Background Information: Amanda is a Chinese Singaporean in her 2nd year of college, and she and her family grew up in Singapore. Her family, for various reasons, and as a result do not spend as much time with each other as in the past. As such, eating together — and cooking steamboat together, in particular, serves as an important ritual. I interviewed Amanda about this ritual.
Amanda: Once in a while my grandma will get all of us together and cook steamboat, which is basically cooking soup with a ton of ingredients like prawns and leafy vegetables and all that good stuff in the middle of the table on a tabletop stove, so it was a very involved process because we all had to sit there and wait for the soup to boil and then dish out our own meals, and steamboat dinners end up taking maybe 2, slightly more than 2 hours because we’re all talking while eating. We don’t do them very often, but it’s definitely become a special thing now where if I head home to Singapore after a long time, we’ll probably kind of celebrate it or commemorate it with a steamboat dinner, and it’d be a big thing if I invited someone, like a really good friend, to join us. I don’t even know how it really started, or when, because my grandma just did it one day as a very informal thing when before, we really only had steamboats anytime extended family came over, so like for Chinese New Year or a birthday or something like that, but yeah I like that it’s become an ‘our-family’ sort of thing, like the way we like to set everything up, arrange the table, what we talk about over our food, how our conversation topics transition, and how we’ll always end up sitting at the table at least half an hour after all the food’s gone, and usually it ends up being my dad occupied by the TV so he’ll be at the sofa, and it would be one of the few times my mum’s in a joking kind of mood, so the rest of us will just talk to her and share gossip from our lives and stuff.
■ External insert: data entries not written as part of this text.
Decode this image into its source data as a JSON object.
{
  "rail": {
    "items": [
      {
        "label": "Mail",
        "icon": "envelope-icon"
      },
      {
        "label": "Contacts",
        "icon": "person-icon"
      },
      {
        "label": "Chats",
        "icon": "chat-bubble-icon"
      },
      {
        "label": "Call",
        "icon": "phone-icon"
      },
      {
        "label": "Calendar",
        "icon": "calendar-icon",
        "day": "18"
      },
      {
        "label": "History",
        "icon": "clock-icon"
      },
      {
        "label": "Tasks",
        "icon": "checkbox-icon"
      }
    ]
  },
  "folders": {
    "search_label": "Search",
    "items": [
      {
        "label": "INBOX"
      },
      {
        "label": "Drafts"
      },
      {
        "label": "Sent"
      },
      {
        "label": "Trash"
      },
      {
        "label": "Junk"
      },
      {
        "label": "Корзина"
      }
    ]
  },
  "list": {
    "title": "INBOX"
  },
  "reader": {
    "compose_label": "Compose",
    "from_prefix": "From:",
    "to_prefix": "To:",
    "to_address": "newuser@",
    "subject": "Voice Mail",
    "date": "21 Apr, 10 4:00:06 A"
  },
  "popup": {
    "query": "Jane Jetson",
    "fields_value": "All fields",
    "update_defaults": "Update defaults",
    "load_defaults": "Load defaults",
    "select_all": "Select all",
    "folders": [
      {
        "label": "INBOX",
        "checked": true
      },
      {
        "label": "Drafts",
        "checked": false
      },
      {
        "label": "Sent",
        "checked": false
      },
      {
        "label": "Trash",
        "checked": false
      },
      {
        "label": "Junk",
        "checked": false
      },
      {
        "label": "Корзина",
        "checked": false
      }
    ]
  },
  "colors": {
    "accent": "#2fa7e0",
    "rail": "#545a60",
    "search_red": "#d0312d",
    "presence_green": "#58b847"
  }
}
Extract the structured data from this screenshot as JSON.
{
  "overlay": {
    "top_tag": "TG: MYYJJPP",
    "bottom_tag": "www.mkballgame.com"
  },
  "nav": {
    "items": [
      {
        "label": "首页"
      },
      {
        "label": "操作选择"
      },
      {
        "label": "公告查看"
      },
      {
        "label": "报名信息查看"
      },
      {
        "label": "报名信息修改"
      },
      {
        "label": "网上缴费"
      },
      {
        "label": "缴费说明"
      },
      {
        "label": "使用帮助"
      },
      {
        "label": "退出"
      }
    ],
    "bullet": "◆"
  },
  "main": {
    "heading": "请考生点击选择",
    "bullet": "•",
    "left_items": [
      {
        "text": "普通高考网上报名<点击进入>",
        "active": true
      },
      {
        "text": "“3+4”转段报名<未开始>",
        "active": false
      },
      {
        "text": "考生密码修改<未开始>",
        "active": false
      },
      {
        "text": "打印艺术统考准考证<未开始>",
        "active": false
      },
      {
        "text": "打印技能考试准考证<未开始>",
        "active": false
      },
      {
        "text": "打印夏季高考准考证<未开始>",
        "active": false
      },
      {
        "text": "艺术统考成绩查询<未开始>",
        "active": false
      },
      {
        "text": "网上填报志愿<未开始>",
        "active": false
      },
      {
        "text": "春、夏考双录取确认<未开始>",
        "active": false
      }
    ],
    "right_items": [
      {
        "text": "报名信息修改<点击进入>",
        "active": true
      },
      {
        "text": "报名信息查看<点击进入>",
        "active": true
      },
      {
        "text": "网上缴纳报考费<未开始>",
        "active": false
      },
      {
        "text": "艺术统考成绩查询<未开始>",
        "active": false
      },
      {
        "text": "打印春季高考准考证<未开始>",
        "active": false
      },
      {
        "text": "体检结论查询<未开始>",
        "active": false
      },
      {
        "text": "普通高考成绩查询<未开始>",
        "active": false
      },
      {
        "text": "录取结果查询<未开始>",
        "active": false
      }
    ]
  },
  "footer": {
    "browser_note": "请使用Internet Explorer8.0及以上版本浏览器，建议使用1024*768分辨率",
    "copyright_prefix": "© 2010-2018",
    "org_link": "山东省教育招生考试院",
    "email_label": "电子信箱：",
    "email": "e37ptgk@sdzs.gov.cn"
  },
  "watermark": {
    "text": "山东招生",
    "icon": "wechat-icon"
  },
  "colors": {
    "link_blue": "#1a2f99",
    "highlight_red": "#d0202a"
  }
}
Thoughts: Again, it is very interesting to me how food traditions have many important social functions. Here, not only is the mere act of eating steamboat important, but also the performance of sitting together at a table and cooking it before eating it. This act is a means of bonding for Amanda’s family. Not only that, but it also seems to function as a sort of rite of passage for whoever Amanda invites to join her family It began with her grandmother, and seeing as it holds value for Amanda, it is a tradition that will be continued.